Swim coach Brian Bishop equated it to the “Miracle on Ice”—the historic Olympic ice hockey win in 1980 when a youthful U.S. squad pulled off an improbable 4–3 victory over a Soviet squad that was labeled the greatest hockey team in the world.
In this version, The College of New Jersey’s 800-freestyle relay team assumed the role of the U.S. and Kenyon College the mighty Soviets. There was no hockey rink in this faceoff, but instead, a pool of water, eight starting blocks, and eight lanes.
Entering the event at the 2015 NCAA Division III Swimming and Diving National Championships in Shenandoah, Texas, the Lions were a considerable underdog to the Lords. Even that may be an understatement: TCNJ’s seed time was more than seven seconds slower than Kenyon’s.
“On paper, we had no earthly reason to think we could beat them,” says Bishop. “They had the two-time national champion in the 200-free leading off, a 200-free All-American swimming second, and another freestyle champion anchoring. On paper, we had no chance.”
What couldn’t be captured on a preliminary heat sheet—intangibles like heart, tenacity, and a will to win—made the difference. Ryan Gajdzisz ’17, Brett Pedersen ’15, Scott Scott Vitabile ’17, and Jason Ivins ’17 all swam the fastest 200 meters of their lives.

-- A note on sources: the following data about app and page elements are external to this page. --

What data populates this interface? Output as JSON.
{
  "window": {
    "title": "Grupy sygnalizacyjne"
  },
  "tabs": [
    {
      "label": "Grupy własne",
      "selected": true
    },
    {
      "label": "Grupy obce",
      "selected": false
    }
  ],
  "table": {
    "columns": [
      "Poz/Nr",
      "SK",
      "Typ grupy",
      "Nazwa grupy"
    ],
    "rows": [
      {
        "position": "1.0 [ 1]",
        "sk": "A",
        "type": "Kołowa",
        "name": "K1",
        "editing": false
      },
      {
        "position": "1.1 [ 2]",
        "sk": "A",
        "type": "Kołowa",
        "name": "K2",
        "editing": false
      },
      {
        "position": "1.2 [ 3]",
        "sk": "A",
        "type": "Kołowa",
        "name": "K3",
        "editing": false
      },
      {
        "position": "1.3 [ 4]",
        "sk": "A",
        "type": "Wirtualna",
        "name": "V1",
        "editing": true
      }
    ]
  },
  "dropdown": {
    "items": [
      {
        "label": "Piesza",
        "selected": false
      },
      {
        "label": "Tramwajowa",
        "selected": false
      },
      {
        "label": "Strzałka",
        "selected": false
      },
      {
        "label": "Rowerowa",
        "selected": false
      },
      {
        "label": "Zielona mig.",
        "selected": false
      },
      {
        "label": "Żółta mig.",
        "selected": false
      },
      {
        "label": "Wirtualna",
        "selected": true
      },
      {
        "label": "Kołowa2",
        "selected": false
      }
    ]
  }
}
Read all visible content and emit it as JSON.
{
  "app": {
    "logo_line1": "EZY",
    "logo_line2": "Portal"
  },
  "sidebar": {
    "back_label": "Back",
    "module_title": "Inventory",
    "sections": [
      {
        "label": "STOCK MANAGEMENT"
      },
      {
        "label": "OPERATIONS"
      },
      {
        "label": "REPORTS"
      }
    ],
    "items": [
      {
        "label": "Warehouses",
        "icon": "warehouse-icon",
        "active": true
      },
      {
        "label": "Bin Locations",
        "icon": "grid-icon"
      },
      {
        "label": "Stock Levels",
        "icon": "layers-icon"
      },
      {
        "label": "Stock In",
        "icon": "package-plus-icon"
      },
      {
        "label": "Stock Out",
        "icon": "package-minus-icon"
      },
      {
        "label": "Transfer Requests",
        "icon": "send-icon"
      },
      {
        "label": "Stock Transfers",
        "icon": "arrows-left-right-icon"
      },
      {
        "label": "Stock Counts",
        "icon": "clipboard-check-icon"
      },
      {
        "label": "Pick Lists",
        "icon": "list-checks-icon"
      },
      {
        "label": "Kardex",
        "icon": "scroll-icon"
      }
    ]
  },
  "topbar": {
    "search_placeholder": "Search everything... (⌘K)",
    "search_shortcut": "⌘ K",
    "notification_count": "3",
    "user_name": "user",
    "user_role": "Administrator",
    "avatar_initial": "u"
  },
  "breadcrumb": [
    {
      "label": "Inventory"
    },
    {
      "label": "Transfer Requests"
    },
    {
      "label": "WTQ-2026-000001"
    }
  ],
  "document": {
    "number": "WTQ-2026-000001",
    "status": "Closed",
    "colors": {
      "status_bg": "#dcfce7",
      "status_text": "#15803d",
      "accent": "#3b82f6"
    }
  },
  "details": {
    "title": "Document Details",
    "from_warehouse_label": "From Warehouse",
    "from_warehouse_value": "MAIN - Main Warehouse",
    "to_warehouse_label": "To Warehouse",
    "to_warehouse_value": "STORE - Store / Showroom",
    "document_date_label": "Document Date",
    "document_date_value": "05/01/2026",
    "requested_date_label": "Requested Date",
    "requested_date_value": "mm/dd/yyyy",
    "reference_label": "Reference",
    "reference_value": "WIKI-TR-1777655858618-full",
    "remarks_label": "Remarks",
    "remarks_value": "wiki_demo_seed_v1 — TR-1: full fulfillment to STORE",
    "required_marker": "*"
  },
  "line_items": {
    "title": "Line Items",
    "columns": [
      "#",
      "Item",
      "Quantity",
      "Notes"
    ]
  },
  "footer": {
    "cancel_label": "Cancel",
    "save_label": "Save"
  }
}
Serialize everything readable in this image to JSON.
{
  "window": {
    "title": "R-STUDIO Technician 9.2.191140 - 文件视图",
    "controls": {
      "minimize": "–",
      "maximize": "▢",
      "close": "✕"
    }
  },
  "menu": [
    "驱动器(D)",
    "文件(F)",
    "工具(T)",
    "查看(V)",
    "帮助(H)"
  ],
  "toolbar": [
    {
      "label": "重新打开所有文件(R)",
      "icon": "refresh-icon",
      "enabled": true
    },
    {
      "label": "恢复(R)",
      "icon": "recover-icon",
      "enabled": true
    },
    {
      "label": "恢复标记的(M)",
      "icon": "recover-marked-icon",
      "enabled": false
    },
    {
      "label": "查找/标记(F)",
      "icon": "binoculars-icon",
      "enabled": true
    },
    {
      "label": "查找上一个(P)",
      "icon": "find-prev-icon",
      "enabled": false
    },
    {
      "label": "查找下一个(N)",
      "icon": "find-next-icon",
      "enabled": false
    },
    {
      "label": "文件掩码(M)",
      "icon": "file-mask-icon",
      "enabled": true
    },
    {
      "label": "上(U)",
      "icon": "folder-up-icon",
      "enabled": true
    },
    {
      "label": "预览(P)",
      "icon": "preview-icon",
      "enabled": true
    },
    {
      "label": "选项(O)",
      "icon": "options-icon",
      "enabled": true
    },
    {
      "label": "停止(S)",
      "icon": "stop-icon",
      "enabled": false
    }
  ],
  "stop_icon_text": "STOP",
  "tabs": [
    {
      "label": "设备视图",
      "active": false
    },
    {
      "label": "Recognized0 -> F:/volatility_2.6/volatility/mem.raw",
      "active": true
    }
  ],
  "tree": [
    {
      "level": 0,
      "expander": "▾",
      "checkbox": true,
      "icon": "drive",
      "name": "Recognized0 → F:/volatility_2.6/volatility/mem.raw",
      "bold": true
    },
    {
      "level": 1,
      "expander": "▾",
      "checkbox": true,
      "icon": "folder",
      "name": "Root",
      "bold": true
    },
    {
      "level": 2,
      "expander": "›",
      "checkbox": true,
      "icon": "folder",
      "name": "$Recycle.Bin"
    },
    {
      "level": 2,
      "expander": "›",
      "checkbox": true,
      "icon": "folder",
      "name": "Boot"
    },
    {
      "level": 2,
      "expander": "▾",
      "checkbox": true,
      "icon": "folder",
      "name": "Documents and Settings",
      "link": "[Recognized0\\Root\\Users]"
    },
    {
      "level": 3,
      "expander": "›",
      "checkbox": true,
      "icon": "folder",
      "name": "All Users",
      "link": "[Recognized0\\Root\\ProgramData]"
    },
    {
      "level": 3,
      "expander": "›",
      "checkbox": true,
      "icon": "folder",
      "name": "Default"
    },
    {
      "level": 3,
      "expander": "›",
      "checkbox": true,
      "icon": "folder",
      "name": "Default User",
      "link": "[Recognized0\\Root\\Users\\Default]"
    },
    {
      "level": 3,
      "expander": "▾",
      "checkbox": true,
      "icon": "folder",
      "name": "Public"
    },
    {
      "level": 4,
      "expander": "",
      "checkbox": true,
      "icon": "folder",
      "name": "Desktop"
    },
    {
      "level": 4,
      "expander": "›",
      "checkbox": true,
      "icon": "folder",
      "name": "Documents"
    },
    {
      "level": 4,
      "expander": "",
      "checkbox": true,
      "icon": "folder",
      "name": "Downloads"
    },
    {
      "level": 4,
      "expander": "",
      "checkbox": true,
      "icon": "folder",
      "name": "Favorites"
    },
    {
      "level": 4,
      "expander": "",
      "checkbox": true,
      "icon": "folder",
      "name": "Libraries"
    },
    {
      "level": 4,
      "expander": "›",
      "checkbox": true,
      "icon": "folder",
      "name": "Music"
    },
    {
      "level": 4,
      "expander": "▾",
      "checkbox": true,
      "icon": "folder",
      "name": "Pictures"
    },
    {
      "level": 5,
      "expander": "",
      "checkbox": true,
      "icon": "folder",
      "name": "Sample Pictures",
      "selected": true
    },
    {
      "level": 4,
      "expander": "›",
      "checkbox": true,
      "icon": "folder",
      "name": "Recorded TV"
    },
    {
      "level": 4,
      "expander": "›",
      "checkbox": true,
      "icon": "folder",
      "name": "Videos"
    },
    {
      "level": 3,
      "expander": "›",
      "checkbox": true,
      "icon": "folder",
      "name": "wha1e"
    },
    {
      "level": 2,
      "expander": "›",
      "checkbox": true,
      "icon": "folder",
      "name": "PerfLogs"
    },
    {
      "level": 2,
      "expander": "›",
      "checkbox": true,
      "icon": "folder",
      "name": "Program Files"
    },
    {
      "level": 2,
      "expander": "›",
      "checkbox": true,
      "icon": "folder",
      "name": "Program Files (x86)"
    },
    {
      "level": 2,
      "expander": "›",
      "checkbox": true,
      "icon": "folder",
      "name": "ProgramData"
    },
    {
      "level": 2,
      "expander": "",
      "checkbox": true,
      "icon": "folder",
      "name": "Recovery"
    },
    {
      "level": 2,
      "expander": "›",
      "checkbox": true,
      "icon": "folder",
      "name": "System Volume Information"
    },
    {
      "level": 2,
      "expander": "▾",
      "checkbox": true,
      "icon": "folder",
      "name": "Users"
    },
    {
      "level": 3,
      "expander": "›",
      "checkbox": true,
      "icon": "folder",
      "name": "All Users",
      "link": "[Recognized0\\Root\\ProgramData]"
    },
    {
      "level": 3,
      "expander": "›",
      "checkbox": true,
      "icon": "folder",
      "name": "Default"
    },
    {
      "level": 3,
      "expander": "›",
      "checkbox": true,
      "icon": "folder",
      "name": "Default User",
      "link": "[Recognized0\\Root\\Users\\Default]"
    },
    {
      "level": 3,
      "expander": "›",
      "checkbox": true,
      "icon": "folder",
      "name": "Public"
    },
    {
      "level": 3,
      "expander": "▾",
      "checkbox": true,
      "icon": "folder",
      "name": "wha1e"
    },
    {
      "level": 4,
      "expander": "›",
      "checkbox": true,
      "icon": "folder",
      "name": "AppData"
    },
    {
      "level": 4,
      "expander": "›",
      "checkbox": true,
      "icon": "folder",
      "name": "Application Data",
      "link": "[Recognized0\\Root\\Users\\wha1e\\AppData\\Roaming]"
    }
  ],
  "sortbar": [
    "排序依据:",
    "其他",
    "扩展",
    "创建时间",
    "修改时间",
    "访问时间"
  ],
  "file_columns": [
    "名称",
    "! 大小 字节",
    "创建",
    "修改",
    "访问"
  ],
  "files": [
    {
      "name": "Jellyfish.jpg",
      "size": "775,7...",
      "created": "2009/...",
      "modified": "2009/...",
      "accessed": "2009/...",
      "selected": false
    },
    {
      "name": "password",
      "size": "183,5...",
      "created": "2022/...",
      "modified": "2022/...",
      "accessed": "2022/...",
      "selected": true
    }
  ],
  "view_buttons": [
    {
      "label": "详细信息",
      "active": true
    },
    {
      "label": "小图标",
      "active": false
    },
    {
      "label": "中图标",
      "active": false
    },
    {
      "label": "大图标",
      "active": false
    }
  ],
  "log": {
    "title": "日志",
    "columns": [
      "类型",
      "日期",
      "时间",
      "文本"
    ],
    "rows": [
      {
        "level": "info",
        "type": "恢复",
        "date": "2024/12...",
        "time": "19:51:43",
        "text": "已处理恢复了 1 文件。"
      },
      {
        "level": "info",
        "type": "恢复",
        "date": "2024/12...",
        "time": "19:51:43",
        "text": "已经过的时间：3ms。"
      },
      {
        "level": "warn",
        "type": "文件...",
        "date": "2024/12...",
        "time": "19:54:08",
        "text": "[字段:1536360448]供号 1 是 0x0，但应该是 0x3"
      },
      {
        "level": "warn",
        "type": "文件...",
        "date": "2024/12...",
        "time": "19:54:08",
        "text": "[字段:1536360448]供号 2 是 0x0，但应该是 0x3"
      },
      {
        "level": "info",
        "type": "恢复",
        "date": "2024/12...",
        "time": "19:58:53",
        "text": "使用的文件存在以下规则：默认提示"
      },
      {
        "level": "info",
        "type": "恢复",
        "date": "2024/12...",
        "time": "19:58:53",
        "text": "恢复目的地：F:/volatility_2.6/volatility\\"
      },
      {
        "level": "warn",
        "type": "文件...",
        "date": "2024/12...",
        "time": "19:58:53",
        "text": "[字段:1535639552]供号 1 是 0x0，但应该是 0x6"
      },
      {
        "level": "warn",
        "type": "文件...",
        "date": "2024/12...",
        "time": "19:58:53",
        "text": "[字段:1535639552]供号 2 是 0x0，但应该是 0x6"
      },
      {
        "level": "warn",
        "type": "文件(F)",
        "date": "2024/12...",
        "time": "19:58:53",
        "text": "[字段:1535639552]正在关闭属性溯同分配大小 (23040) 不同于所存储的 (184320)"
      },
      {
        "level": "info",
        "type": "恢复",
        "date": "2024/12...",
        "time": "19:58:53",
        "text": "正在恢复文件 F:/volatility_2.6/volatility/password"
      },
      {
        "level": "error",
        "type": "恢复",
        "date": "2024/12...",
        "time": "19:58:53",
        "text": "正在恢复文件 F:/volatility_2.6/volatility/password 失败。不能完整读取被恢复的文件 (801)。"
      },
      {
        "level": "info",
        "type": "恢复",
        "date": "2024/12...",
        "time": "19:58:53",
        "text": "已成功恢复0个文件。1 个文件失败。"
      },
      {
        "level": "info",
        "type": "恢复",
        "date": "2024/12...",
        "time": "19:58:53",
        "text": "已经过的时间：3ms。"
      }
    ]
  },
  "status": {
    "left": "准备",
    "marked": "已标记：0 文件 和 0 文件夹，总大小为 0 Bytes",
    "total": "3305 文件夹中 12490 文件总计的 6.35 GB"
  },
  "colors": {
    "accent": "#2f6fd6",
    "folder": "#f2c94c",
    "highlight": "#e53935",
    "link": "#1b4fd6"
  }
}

The following night, the Lions found themselves in a much different role. Joseph Dunn ’16, Brian Perez ’15, Vitabile, and Pedersen suited up in the final event of the 2015 championships—the 400-free relay, which they won in 2014—and launched what was arguably the most thrilling race of the week. When Pedersen touched the wall at the finish, the Lions’ time of 2:57.85 (a program record) was identical to that of the University of Chicago. TCNJ defended its national title with a shared first-place finish.